While I may have grown up with “only” two dozen wood jigsaw puzzles, five of them carried the name, distinctive style and/or wood trays of a little known maker/series called “Arteno”. My grandmother and mother had picked up all two dozen from lending libraries as they closed in the late 1930's. The five Arteno's (displayed below) are among the Armstrong family all-time favorite puzzles, especially “Checkers”. Arteno refers to 1) the name of a puzzle maker, 2) the name of puzzle series made by R.T. Novelties, Arteno Co., Mary Roberts and Marilyn Studios, and 3) a style employed in Arteno, Red Top, Artinet, Tourist and Greeting picture puzzles. Study of the Arteno puzzles in the Armstrong and other collections, along with historical research by Anne Williams reveals linkages among all these names.
James A. Binney started the puzzle business in the early 1920's as the Boston Magazine Exchange which shortly evolved into R.T. Novelties, both producing Red Top puzzles, and then became a gift shop at 24 and 25 T Wharf and later at 69 Long Wharf, Boston, MA. Arteno Co. was in the puzzle business in 1933 at 69 Long Wharf with no owner listed.
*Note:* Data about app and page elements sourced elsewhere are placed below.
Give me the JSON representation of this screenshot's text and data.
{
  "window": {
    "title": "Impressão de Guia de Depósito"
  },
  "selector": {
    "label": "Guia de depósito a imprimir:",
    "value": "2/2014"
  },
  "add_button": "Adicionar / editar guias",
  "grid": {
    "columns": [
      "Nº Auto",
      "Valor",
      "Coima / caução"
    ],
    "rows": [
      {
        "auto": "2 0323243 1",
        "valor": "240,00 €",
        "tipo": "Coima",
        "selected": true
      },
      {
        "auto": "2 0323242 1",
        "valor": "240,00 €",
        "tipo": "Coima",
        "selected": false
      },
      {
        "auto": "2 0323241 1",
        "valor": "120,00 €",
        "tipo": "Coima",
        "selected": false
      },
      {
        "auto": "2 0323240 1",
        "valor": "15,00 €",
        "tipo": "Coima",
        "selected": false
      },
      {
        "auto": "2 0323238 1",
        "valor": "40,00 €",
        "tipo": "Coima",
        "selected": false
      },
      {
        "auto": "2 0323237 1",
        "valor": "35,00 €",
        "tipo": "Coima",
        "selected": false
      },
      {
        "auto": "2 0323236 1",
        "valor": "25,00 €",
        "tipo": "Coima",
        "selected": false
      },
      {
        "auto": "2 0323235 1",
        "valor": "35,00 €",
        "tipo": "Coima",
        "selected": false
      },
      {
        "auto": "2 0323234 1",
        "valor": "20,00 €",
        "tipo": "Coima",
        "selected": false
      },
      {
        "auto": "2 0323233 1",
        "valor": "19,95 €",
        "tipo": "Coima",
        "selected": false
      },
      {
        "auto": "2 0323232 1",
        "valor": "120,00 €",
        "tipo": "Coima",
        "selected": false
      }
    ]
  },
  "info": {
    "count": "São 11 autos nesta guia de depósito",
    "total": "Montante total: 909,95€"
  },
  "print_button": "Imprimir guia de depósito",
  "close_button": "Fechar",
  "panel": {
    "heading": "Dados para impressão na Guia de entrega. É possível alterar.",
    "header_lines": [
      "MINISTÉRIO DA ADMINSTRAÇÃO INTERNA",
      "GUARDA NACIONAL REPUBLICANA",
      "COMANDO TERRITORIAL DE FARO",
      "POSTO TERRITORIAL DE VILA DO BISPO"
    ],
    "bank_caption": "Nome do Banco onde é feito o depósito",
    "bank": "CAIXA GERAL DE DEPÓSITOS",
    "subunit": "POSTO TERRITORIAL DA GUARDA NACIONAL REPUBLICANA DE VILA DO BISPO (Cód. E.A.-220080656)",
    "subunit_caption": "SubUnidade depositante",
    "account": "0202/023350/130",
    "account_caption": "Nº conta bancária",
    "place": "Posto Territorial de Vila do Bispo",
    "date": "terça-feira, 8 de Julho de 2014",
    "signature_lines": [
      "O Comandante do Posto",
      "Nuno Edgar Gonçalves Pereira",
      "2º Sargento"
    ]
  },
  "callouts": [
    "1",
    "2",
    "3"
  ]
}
Binney stayed with the business until 1934 when Mary Roberts and Marion Mason took over the puzzle business using the series names of Arteno and Marilyn Studios. After 1934 apparently only Mary Roberts was involved and she moved the business to Holbrook, MA and produced puzzles with her name as maker and Arteno as the series. Cutting style for the first Red Top brand puzzles ca.1920 is similar to the 1909 era puzzles. Style of later Red Top puzzles rapidly developed into the Arteno style which was carried forward in several different series using the name of Arteno as owner and/or series. Style in puzzles made by Mary Roberts after 1934, however, is somewhat different from the classic Arteno style. This progression can be viewed by following the puzzles displayed below. What amazes me is how quickly Binney developed the highly intricate Arteno style in the 1920's, well before the 1930's when the more intricate puzzle styles flourished.
The Arteno puzzles we love appear to have been cut in the same shops located on T and Long Wharfs in Boston from plywood in a very similar semi-interlocking scroll style with lots of color line cutting, and no figure pieces (but see “The Old Corner Book Store” displayed below). Many pieces have unusual shapes which are esthetically pleasing to view and hold. Usually, the puzzles were packed fully assembled in individual wooden or cardboard trays inside boxes shaped to hold the tray and puzzle, and frequently came with spacers to raise the puzzles to the cover level. The box also had a tie ribbon around the outside.
A more complete story of the history of Arteno related puzzles and a more detailed analysis of their distinctive style are described in separate articles by Anne Williams and myself, published in the AGPC Quarterly for June 2006.